» **PROBLEM REQUIREMENTS**
Once the pictures are set aside, reproduce the entries below exactly.

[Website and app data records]
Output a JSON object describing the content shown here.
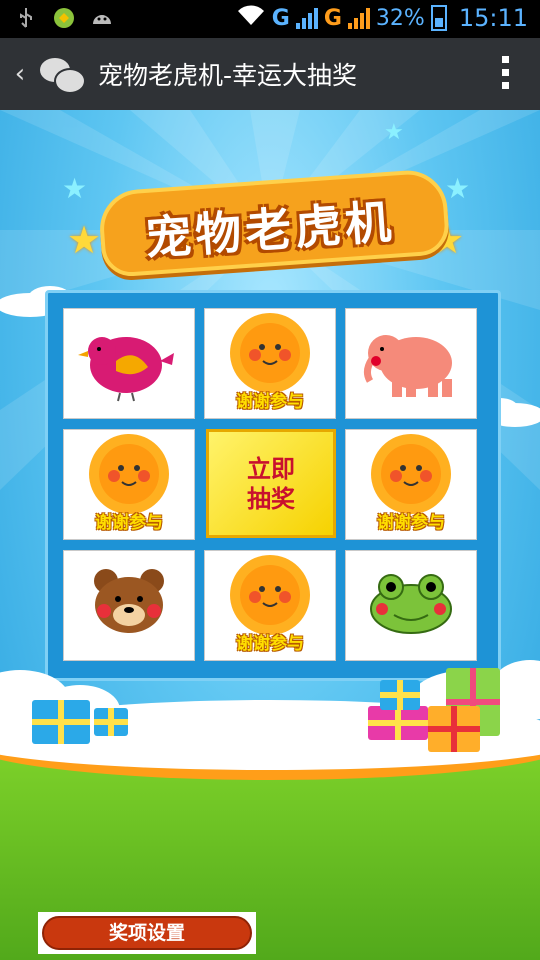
{
  "status_bar": {
    "battery_percent": "32%",
    "time": "15:11",
    "network_1": "G",
    "network_2": "G",
    "icons": [
      "usb-icon",
      "green-app-icon",
      "android-icon",
      "wifi-icon",
      "signal-icon",
      "battery-icon"
    ]
  },
  "title_bar": {
    "title": "宠物老虎机-幸运大抽奖",
    "icons": [
      "back-icon",
      "wechat-icon",
      "more-menu-icon"
    ]
  },
  "game": {
    "title": "宠物老虎机",
    "draw_button": "立即抽奖",
    "cells": [
      {
        "name": "bird",
        "caption": ""
      },
      {
        "name": "sun",
        "caption": "谢谢参与"
      },
      {
        "name": "elephant",
        "caption": ""
      },
      {
        "name": "sun",
        "caption": "谢谢参与"
      },
      {
        "name": "sun",
        "caption": "谢谢参与"
      },
      {
        "name": "bear",
        "caption": ""
      },
      {
        "name": "sun",
        "caption": "谢谢参与"
      },
      {
        "name": "frog",
        "caption": ""
      }
    ]
  },
  "settings_button": "奖项设置",
  "colors": {
    "sky": "#2aa3df",
    "panel": "#1e93d6",
    "button_red": "#c9380e",
    "grass": "#6cc023",
    "draw_button_bg": "#f6d200"
  }
}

» **TASK ANSWER**
Output a JSON object describing the content shown here.
{
  "status_bar": {
    "battery_percent": "32%",
    "time": "15:11",
    "network_1": "G",
    "network_2": "G",
    "icons": [
      "usb-icon",
      "green-app-icon",
      "android-icon",
      "wifi-icon",
      "signal-icon",
      "battery-icon"
    ]
  },
  "title_bar": {
    "title": "宠物老虎机-幸运大抽奖",
    "icons": [
      "back-icon",
      "wechat-icon",
      "more-menu-icon"
    ]
  },
  "game": {
    "title": "宠物老虎机",
    "draw_button": "立即抽奖",
    "cells": [
      {
        "name": "bird",
        "caption": ""
      },
      {
        "name": "sun",
        "caption": "谢谢参与"
      },
      {
        "name": "elephant",
        "caption": ""
      },
      {
        "name": "sun",
        "caption": "谢谢参与"
      },
      {
        "name": "sun",
        "caption": "谢谢参与"
      },
      {
        "name": "bear",
        "caption": ""
      },
      {
        "name": "sun",
        "caption": "谢谢参与"
      },
      {
        "name": "frog",
        "caption": ""
      }
    ]
  },
  "settings_button": "奖项设置",
  "colors": {
    "sky": "#2aa3df",
    "panel": "#1e93d6",
    "button_red": "#c9380e",
    "grass": "#6cc023",
    "draw_button_bg": "#f6d200"
  }
}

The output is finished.